Semi-Consistent

Butterscotch on porch

Butterscotch is a barking machine. She was my dad’s dog first, and he lived out in the country, and he really loved that she barked when people were coming down the road. It alerted him to company, and he liked that. She had had nine years of practicing that skill when she came to live with me. We don’t need that level of barking so much. She literally runs out the door barking in case there is something worth barking at. Bark first, ask questions later.

I started working with her at one point, and was doing pretty well for awhile. Every time she barked, I silently hooked her up to the leash and took her inside. When she was quiet and calm, she got to go back out. She’s a pretty smart dog, and she got the hang of this pretty quickly.
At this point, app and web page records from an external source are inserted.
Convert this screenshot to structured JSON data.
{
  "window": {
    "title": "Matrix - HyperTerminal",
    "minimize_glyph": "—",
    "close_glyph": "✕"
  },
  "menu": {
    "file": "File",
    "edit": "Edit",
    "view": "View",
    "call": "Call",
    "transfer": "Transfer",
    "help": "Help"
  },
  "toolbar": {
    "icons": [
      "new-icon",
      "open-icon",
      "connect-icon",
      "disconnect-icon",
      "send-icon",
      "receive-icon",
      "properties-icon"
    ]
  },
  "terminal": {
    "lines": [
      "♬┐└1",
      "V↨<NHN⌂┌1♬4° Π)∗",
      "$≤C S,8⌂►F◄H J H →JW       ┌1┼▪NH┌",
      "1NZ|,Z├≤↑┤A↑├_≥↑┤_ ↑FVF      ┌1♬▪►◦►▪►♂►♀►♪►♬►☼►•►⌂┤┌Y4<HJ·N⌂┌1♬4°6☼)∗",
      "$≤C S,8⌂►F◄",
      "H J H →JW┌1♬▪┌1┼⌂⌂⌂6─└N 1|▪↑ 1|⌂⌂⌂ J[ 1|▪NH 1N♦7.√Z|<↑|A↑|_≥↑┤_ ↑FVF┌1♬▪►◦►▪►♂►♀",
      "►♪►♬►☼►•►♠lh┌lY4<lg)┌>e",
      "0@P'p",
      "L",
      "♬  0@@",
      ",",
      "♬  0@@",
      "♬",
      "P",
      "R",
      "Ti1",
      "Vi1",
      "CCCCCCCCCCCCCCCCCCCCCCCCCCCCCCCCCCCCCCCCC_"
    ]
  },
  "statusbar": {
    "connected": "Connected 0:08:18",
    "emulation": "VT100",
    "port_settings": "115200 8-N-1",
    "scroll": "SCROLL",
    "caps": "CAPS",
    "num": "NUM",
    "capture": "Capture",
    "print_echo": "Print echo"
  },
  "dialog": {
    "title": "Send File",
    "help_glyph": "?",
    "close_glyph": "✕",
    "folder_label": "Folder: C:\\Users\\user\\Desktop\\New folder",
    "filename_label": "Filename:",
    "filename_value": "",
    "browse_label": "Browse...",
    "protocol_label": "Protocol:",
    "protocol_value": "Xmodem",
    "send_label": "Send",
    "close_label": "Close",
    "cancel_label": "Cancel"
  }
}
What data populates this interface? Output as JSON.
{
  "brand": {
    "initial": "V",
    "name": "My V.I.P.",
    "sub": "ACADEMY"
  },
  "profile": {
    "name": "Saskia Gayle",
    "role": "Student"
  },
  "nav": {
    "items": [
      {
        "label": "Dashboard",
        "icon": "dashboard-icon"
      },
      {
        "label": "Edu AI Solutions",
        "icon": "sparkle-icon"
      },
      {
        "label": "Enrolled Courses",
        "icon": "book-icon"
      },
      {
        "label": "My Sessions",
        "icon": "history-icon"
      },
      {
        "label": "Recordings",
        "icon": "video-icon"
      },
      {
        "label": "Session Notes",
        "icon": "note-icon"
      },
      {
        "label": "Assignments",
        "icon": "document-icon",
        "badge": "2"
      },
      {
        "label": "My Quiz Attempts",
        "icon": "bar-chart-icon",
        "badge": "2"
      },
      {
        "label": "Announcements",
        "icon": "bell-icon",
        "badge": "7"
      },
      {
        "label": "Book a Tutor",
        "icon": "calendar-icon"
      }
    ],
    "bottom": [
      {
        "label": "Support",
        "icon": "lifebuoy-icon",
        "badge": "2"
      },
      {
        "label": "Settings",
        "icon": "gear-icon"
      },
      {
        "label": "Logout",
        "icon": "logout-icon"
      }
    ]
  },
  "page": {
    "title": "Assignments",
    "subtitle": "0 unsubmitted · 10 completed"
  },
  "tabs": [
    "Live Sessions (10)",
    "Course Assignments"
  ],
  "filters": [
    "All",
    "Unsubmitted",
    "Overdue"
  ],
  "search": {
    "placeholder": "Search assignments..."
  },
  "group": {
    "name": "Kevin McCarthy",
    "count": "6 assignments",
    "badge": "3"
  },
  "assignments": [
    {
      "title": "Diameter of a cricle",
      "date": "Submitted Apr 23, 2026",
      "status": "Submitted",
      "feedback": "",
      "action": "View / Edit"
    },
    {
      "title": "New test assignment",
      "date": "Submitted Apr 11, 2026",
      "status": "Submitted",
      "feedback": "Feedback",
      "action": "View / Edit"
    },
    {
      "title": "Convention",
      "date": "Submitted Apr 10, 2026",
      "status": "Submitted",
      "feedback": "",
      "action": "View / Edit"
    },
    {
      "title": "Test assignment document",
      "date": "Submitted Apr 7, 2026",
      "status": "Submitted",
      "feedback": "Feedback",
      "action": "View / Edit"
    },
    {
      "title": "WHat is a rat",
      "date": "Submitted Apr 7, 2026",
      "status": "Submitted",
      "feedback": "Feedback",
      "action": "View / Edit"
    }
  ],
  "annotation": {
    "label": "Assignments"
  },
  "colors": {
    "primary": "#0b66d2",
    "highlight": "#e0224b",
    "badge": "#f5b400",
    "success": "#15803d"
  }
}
Quiet…stay out. Bark…you go inside.

But I got complacent, and the results were predictable. She’s barking again. This is not rocket science and I know what the answer is, but my schedule is crazy right now, and there you go.

I heard my husband talking to his middle son, who was visiting the other day, and he was explaining that we were working on Butterscotch’s barking problem. He told his son we were being semi-consistent with training. That is a much nicer phrase than the truth, which is that I am being inconsistent with training! But I like the phrase…semi-consistent. So much more positive, and less judgmental, than “inconsistent.” Semi-consistent may well become a new part of my vocabulary, and my explanation for many things that get done with less consistency than they deserve.

Playtime

Summer is upon us, and for those of us who are pet sitters, this is crazy time. Busy, busy, busy…which is a good thing. Ands unlike so many folks for whom work is…well, work…I have been taking a master class in play. Thought you might like to meet some of my instructors.

Puppy play bow

 

An invitation to play if I ever saw one!

 

Minh and catnip

Pure ecstasy!

 

Ferret hide and seek

 

Peek-a-boo!

 

Cat toys

 

Toys are always good!

 

Butterscotch belly rub

 

And playtime should always end with a good belly rub.